Grail hunting at Christmas

Rat Scabies And The Holy Grail, Christmas 2001 (front)Rat Scabies And The Holy Grail, Christmas 2011 (inside)Did I mention I’d written a book called Rat Scabies And The Holy Grail? I believe I did. It’s very good, you know. It’s about what the title says it’s about – punk rock legend Rat Scabies and me on a mind-bending (and probably soul-bending) hunt to find ye olde mystic and elusive Holy Grail – and you can read a couple of extracts here. Go on. You know you want to.

Several of the episodes described in Rat Scabies And The Holy Grail have been turned into cartoons by our arty friend Stu Warwick, some of which Stu has published as limited edition prints and auctioned off for charity (lovely bloke that he is). Each year since the book came out, Stu has also produced a small run of Christmas cards for Rat and me – and his 2011 card is my favourite to date. The front shows Rat and me with photographer Richard Bellia, who occasionally joined us on our questing (that’s a technical term us grail hunters use), and the inside has a secret message hidden in Stu’s specially adapted version of one of the coded parchments from Rennes-le-Chateau in France, a place which features heavily in the book. Click the images to see them nice and big and readable.

On this seasonal note, that’s about it from me for a couple of weeks. Have a great Christmas. I’ll start posting again when I’m able to extricate myself from the armchair.


Witchy doings (continued)

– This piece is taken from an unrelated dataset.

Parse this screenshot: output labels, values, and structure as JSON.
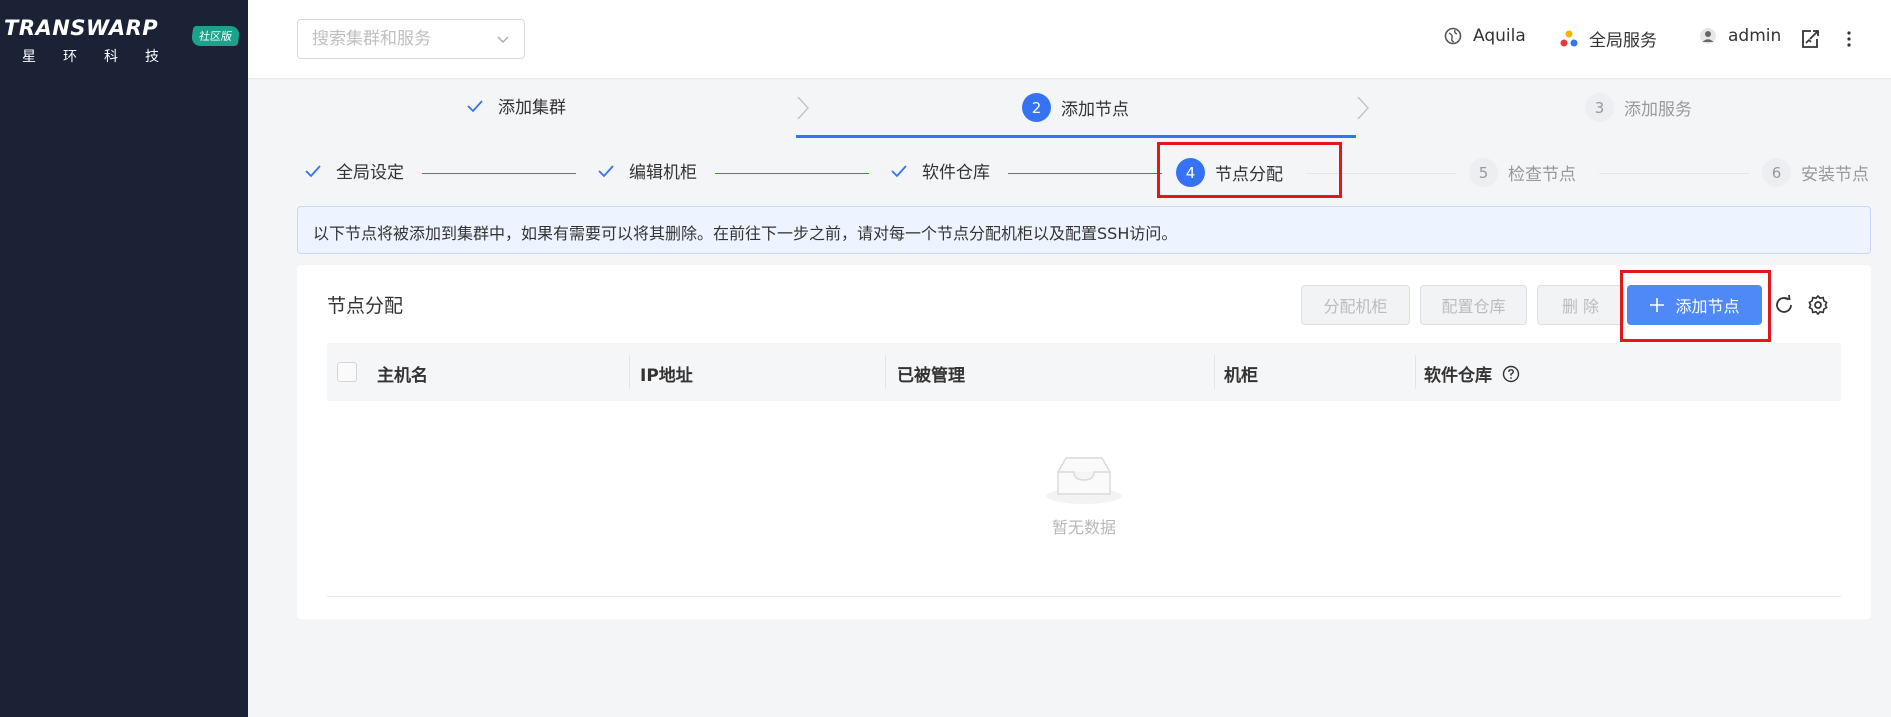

Perry Harris has sent me this drawing of the Amazing Metal Vomiting Serving Girl I wrote about a couple of days ago. Click the picture to view a bigger version and scroll down to read the tale of the said Amazing Metal Vomiting Serving Girl. And when you’ve done that, get yourself across to Perry’s website, where you’ll find a phantasmagoria of cartoons, drawings and other visual delights, all rich in detail and brimming with lopsided humour. There’s tons of stuff to explore, so grab a beer or a cuppa before you dive in.

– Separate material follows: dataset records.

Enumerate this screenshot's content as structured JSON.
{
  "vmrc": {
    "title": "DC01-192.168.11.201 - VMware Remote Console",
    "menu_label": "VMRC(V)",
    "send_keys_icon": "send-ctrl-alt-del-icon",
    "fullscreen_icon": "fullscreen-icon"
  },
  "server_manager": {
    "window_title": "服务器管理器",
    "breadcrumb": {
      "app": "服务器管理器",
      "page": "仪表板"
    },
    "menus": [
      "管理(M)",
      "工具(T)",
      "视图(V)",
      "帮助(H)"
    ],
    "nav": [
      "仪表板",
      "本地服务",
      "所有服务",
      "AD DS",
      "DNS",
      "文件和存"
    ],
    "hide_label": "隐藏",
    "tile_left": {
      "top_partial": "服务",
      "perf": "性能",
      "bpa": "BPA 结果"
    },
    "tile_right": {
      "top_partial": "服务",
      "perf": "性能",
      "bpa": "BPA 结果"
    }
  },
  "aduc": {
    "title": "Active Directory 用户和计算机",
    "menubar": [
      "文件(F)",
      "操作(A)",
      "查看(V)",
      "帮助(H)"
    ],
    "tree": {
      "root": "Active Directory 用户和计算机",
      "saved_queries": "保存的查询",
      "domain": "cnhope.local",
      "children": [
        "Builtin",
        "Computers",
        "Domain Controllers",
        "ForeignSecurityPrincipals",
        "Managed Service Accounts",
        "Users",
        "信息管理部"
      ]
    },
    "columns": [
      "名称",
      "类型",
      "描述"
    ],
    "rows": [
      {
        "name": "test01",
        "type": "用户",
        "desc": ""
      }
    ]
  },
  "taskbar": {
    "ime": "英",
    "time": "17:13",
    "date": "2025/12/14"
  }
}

Perry was one of the founders of Vague, which started in 1979 as a post-punk fanzine and continues today as a series of pop psychogeography publications, and the Vague Rants site is worth a look too. Again, expect to be gone for some time.